(EXERCISE INPUTS)
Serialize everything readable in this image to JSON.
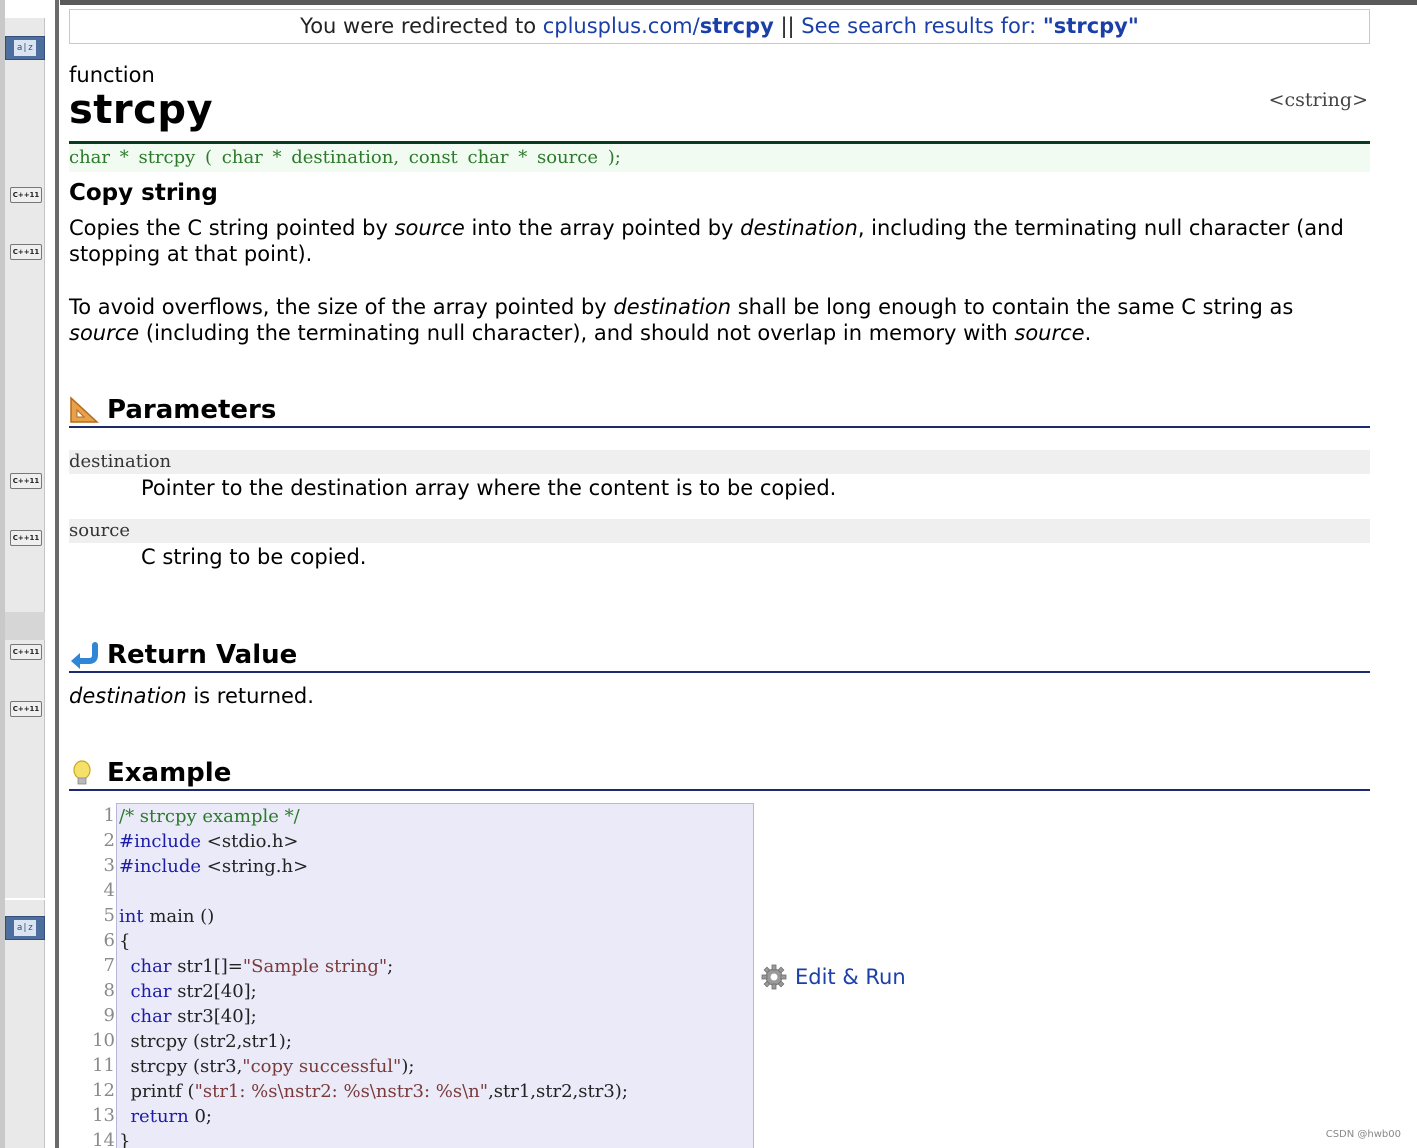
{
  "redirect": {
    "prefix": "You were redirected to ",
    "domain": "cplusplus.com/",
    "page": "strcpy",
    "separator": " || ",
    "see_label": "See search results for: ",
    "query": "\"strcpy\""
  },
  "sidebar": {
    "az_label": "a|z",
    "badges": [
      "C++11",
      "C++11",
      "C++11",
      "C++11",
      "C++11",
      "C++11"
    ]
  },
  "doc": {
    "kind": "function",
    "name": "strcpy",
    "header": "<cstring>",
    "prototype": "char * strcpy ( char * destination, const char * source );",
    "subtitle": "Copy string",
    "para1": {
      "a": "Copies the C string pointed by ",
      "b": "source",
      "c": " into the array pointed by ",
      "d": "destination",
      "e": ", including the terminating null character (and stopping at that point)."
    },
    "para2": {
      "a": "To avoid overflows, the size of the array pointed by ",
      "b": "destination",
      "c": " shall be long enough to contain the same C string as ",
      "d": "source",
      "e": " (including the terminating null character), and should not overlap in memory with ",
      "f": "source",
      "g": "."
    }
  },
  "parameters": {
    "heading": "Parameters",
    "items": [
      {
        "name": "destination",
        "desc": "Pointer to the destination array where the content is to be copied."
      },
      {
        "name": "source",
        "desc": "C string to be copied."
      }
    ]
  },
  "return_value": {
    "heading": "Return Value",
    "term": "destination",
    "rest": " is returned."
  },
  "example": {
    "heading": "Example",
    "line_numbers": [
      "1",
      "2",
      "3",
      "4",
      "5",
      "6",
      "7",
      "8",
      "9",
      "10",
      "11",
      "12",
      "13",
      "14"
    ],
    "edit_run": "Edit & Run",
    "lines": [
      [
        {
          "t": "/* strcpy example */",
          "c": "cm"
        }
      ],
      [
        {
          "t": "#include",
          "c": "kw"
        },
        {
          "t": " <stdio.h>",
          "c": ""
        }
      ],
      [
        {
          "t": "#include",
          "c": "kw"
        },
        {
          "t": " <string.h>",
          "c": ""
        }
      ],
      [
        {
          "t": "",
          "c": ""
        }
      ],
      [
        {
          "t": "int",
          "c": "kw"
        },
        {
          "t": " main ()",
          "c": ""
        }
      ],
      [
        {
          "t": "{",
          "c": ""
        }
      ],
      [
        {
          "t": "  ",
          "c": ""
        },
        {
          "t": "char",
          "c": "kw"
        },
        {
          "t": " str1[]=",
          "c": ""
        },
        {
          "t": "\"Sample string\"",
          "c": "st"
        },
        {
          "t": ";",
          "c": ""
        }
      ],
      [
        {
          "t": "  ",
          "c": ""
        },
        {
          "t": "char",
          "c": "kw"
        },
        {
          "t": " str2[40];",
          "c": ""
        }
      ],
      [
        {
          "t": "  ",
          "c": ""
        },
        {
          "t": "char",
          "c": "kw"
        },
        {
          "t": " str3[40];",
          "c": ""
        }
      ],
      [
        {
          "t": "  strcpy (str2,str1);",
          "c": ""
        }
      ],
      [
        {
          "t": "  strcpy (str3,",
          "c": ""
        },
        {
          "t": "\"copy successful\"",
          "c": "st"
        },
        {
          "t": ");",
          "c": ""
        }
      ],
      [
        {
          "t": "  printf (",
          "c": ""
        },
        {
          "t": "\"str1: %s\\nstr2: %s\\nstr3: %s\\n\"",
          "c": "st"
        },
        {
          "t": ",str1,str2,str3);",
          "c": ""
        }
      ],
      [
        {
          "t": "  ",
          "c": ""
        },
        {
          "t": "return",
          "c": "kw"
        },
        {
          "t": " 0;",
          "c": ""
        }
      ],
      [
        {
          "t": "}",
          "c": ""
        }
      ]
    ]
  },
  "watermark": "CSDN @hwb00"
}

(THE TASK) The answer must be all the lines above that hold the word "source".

(WRITTEN ANSWER)
    "prototype": "char * strcpy ( char * destination, const char * source );",
      "b": "source",
      "d": "source",
      "f": "source",
        "name": "source",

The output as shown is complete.